“The portfolio is centred around what the market calls a ‘risk-off’ approach – in other words, safer, lower-risk companies who can grow their businesses even if the economic environment becomes less favourable. For example, Deutsche Post has all the characteristics I like. It is a market leader in logistics, delivering globally with particular emphasis on emerging markets. It is a market leader in e-retailing (Amazon) and at home has a core income because of state requirements for utility bills and bank statements to be posted to customers. Currently it is about half as profitable as its competitors but has recently invested heavily in its business and it is enjoying parcel growth of 10% – every new parcel added is highly profitable. I also own capital goods company Melrose which, like many of its competitors, is experiencing some slowdown. However the company has two main businesses – manufacturing power generators which is a growth sector as businesses invest in gas, and Bridon which is geared into energy via the development of oilfields in Brazil.

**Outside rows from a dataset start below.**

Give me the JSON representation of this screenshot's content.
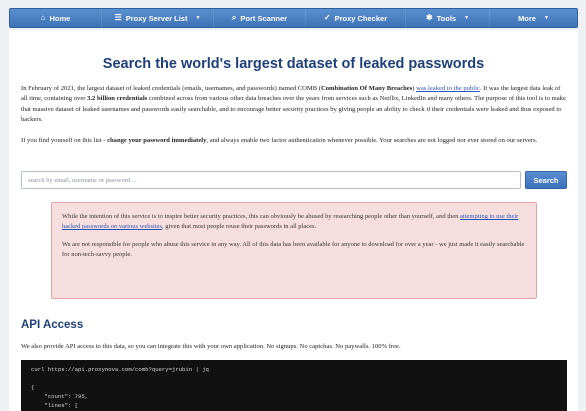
{
  "nav": {
    "items": [
      {
        "label": "Home",
        "icon": "home-icon",
        "glyph": "⌂",
        "dropdown": false
      },
      {
        "label": "Proxy Server List",
        "icon": "list-icon",
        "glyph": "☰",
        "dropdown": true
      },
      {
        "label": "Port Scanner",
        "icon": "search-icon",
        "glyph": "⌕",
        "dropdown": false
      },
      {
        "label": "Proxy Checker",
        "icon": "check-icon",
        "glyph": "✓",
        "dropdown": false
      },
      {
        "label": "Tools",
        "icon": "tools-icon",
        "glyph": "✱",
        "dropdown": true
      },
      {
        "label": "More",
        "icon": "",
        "glyph": "",
        "dropdown": true
      }
    ]
  },
  "main": {
    "title": "Search the world's largest dataset of leaked passwords",
    "intro": {
      "part1": "In February of 2021, the largest dataset of leaked credentials (emails, usernames, and passwords) named COMB (",
      "comb_bold": "Combination Of Many Breaches",
      "part2": ") ",
      "link": "was leaked to the public",
      "part3": ". It was the largest data leak of all time, containing over ",
      "billion_bold": "3.2 billion credentials",
      "part4": " combined across from various other data breaches over the years from services such as Netflix, LinkedIn and many others. The purpose of this tool is to make that massive dataset of leaked usernames and passwords easily searchable, and to encourage better security practices by giving people an ability to check if their credentials were leaked and thus exposed to hackers."
    },
    "advice": {
      "part1": "If you find yourself on this list - ",
      "bold": "change your password immediately",
      "part2": ", and always enable two factor authentication whenever possible. Your searches are not logged nor ever stored on our servers."
    },
    "search": {
      "placeholder": "search by email, username or password ...",
      "button": "Search"
    },
    "warning": {
      "p1_part1": "While the intention of this service is to inspire better security practices, this can obviously be abused by researching people other than yourself, and then ",
      "p1_link": "attempting to use their hacked passwords on various websites",
      "p1_part2": ", given that most people reuse their passwords in all places.",
      "p2": "We are not responsible for people who abuse this service in any way. All of this data has been available for anyone to download for over a year - we just made it easily searchable for non-tech-savvy people."
    },
    "api": {
      "title": "API Access",
      "text": "We also provide API access to this data, so you can integrate this with your own application. No signups. No captchas. No paywalls. 100% free.",
      "code": "curl https://api.proxynova.com/comb?query=jrubin | jq\n\n{\n    \"count\": 795,\n    \"lines\": ["
    }
  }
}
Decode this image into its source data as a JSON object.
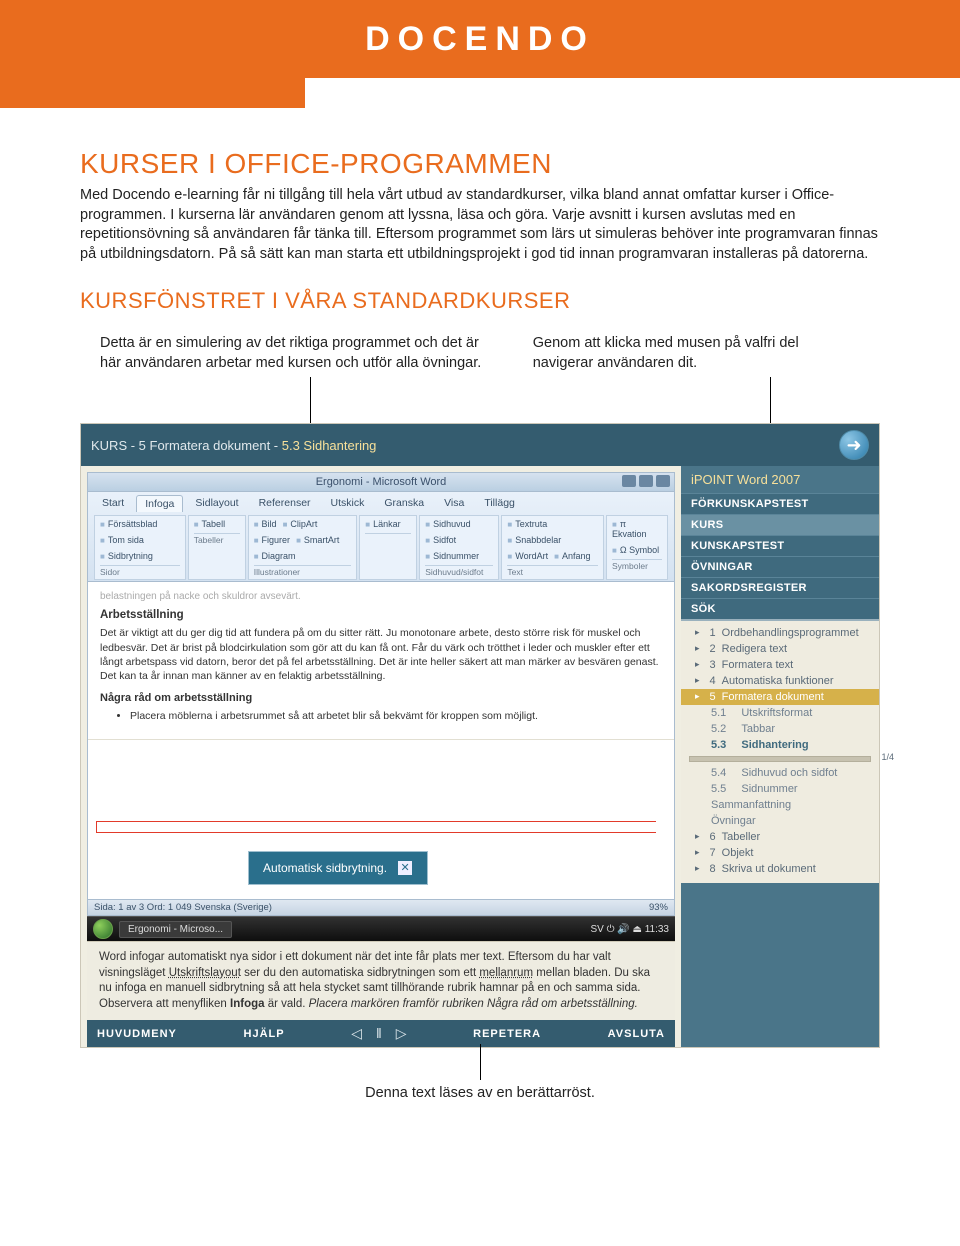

“The outlook for dividends is positive with a likely increase across the board of c5%–10% – ahead of inflation. In fact, dividends have increased at around 8% per annum over the last decade, despite the recession. I think there is a low probability that good quality companies will cut their dividends in the way they did during the financial crisis. Then they were wrong-footed and some found themselves having to refinance corporate bonds at very high levels. They have learnt their lesson and the type of company I deal with is determined not to get caught out again, hence the high levels of corporate cash we currently see. This gives me a lot of confidence going forward that I can expect dividends to be maintained or increased. Also there is increased merger and acquisition activity – the portfolio could benefit on both counts as some of my holdings could be acquisitors because they are cash rich and, conversely, become attractive to a larger business because they are cash rich – one holding, Laird Group, is currently subject to a takeover bid. Geographically the portfolio is heavily weighted toward the UK but the income element is very diverse, with much being derived internationally including emerging markets, which itself accounts for c15% of earnings, so there are good growth prospects for investors over the medium to long term.”